At the same time, people have become busier and busier, with less time to devote to the organizations there to support them. Families, children’s activities, and demands of jobs have forced instructors to prioritize what they can realistically do, and many times it is the organizations we are members of that are slighted. Instructors are entering the profession who have never been a member of an obedience club or titled a dog. Everyone’s goals seem to have shifted, and sometimes it has been hard to keep up and provide what our members want and need.
Despite these obstacles, NADOI will go forward. When a few dedicated instructors gathered in 1965 to form an association devoted to “elevating dog obedience instructing,” they probably could not have imagined these changes, yet the wisdom of their founding principles guides us today. When John Grieve, one of our first presidents, was interviewed for a NADOI Notes article in 1973, he was asked about the belief of some that NADOI dictated a particular method of training. Said John: “Nothing could be further from the truth. An instructor, in order to be effective, must be comfortable with, and must have confidence in, whatever methods he is using. In fact, nobody can, or should, dictate to him what method he can or cannot use. The only thing the association insists on is that whatever method is being used is in the best interest of the dog, the handler, and the sport.”
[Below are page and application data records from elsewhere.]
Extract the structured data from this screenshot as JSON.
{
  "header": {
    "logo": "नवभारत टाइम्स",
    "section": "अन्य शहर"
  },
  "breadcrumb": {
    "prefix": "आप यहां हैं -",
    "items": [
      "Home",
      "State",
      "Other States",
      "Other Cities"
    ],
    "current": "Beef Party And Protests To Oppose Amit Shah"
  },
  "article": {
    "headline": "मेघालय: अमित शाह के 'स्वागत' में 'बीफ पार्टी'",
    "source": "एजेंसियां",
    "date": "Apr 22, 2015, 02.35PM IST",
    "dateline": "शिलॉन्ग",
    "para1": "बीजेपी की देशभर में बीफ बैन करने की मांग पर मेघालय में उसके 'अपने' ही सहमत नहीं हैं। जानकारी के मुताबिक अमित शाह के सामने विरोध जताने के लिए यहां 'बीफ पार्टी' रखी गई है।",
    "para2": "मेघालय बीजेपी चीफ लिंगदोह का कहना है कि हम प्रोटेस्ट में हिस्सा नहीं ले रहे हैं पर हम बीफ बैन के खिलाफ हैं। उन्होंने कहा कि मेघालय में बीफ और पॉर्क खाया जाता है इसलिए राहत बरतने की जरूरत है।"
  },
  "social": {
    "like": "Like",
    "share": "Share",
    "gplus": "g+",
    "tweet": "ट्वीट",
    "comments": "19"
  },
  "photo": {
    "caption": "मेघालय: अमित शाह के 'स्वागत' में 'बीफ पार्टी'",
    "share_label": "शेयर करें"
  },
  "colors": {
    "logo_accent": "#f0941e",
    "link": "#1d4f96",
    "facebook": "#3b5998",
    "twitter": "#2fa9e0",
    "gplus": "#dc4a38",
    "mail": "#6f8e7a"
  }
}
Today, NADOI, as an association of professional dog obedience instructors, still follows these words. NADOI does not dictate methods or tools to our members, and will always encourage them to keep their minds open to many ideas, both old and new. With these ideals paramount, we will continue to grow and find new and better ways to serve our members. It is an exciting time!